*** DATA FOR ANALYSIS ***

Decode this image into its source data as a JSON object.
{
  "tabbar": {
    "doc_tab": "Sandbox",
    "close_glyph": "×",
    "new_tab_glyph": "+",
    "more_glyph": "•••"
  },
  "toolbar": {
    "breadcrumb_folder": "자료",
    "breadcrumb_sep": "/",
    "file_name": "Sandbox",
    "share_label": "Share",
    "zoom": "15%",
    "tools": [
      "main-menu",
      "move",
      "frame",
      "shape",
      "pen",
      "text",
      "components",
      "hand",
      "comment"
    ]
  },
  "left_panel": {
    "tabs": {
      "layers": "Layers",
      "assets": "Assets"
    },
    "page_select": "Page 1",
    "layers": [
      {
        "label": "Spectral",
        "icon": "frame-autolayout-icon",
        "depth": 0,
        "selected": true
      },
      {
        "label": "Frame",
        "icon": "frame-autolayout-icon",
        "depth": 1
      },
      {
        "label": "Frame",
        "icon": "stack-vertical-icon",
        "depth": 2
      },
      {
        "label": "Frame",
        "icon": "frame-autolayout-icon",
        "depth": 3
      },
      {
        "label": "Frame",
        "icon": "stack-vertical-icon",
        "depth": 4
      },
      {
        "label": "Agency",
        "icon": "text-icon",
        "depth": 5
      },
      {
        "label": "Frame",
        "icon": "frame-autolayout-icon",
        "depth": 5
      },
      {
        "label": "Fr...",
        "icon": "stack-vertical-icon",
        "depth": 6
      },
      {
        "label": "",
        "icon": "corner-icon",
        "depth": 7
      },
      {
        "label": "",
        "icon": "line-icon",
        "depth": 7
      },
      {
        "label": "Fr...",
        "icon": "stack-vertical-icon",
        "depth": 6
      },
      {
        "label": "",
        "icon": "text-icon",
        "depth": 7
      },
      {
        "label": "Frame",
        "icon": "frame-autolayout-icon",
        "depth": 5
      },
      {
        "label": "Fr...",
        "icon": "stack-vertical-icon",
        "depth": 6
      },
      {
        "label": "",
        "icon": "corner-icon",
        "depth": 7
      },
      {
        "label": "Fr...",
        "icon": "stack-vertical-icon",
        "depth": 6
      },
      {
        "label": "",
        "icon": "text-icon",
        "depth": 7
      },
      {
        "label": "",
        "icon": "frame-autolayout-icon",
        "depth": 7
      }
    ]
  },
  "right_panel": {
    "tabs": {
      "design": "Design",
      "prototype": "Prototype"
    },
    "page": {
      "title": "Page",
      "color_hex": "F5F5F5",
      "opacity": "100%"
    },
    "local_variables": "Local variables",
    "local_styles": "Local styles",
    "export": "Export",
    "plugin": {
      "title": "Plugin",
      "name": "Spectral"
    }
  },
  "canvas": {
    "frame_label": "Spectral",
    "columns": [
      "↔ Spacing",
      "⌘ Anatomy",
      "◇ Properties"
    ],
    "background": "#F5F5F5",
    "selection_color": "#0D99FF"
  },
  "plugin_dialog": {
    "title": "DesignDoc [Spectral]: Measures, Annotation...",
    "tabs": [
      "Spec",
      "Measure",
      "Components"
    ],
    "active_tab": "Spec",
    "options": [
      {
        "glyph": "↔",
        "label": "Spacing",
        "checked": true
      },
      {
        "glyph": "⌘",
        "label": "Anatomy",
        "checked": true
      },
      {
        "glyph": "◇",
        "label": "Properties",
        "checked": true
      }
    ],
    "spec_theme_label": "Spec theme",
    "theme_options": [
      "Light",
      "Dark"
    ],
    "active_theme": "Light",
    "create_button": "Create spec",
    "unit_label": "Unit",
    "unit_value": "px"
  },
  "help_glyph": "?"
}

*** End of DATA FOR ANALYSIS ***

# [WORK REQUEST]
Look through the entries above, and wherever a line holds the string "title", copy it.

# [YOUR SOLUTION]
      "title": "Page",
      "title": "Plugin",
    "title": "DesignDoc [Spectral]: Measures, Annotation...",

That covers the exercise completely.